This has been a great series. It took a few issues to get going but Abnett has made it his own and he has been ably assisted by the art team, with Scott Eaton turning in some of his best work, supported by Anderson and Pelletier. They’ve made for a tremendous team and we’ve have 24 issues of an Aquaman run that holds up against Johns new 52 run and should go down as a classic.
Abnett is a very popular writer, and he’s found the perfect vehicle here. He’s a man of a million ideas, most of which are very straight forward, as is his style of writing, and it just all comes together in this really solid example of good superhero comics.
Issue 25 is a bit special. As much as I’ve enjoyed all of the art (and colours, Aquaman is a bright and vibrant book), Stephan Sejic makes this issue stand out that little bit more and I think it works here in that it gives the extra sized issue it’s own wee podium, and that’s the way it should be with these milestone issues - rather than just churning out the extra pages and decompressing the story a bit; which is what we often see in these and modern day annuals.
And the good news is, he’s back for issue 26. Which might make what I’ve just said a lot of shite, I don’t know, I stand by it, but I could understand it being picked apart. It just felt like we were getting a visual treat for sticking with the book this past year.
When I read this and i look at something like the art in Crosswind, it just feels like some artists are poles apart in understanding the the actual art form of comics and sequential storytelling.
The expression on Murk’s face on page 2 conveys basically a whole 24 issues of character and relationship building in a single image and Abnett has smartly left it to his artist to do this - showing the trust in him to pull that off.
I really get the sense that the artist has read the previous issues or scripts, or at least asked a bunch of questions to Abnett before deciding how to represent these characters on the page.
Body language, gestures, facial expressions, layouts - they are all tools that an artist would do well to understand before emabarking on a career in comics.
It wouldn’t surprise me at all if Sejic has some sort of background in animation.
There’s a lot of budding artists floating about in Millarworld - I’d recommend picking this issue up and studying it.
Back to the story and Abnett has continued on directly from the previous arc and Arthur’s forced exile from Atlantis .
If you have read much of Abnett’s work you will know he does a lot of smart Sci Fi work and it’s noticeable that he brings some of that in here, with the Ninth Tride of Atlantis - which of course makes sense, as Atlantis may as well be a world alien to us.
And it’s the visual introduction of this that shows another side to Sejic that he is also master of, and that’s beautiful design work; characters, creatures, clothing and environment - this must have all have taken a bit of time.

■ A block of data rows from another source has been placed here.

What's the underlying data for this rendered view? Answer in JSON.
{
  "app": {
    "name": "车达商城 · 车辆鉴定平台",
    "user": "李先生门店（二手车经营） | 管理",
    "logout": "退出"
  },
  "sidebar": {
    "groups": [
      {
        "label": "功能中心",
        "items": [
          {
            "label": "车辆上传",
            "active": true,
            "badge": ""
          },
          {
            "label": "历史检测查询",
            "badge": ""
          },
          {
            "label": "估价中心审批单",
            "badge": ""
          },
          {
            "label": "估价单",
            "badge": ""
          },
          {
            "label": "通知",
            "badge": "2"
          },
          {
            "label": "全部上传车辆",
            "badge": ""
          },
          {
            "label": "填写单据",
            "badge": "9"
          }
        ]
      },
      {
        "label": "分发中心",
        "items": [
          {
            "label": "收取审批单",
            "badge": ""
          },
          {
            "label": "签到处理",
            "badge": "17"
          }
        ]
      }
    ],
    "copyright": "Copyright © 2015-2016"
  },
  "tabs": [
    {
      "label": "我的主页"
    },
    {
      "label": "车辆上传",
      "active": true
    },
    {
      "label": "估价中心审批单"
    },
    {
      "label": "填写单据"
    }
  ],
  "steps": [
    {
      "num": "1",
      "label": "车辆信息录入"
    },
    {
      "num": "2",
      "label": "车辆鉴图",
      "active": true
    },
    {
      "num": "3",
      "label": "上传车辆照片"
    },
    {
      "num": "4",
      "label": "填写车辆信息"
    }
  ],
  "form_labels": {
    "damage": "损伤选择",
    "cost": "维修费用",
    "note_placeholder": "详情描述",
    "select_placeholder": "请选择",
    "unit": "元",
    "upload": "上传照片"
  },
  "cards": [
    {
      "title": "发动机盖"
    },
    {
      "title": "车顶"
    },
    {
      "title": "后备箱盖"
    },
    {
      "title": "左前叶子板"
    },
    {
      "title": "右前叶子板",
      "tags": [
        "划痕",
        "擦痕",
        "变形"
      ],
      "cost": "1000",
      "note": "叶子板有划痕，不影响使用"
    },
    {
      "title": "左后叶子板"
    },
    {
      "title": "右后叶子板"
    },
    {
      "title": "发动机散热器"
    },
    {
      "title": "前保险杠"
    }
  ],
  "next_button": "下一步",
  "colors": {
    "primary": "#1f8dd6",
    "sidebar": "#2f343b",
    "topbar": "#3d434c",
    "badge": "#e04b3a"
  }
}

I hope that it it is recognised in the industry.
Quite a brilliant issue, marred by a typo by the letter lee that I can’t believe that neither he or the editors never picked up, I noticed it right away where they have used the word ‘form’ instead of ‘from’ and it is quite jarring and disappointing when an artist has put so much on these pages in both the art and the colours, that something like this is overlooked by either laziness or folk who have just switched off and going through the motions.
The whole run is to be recommended, but this issue in particular is a highlight and a nice change of pace which serves to keep the series interesting.
Take a bow Mr Abnett and Mr Sejic.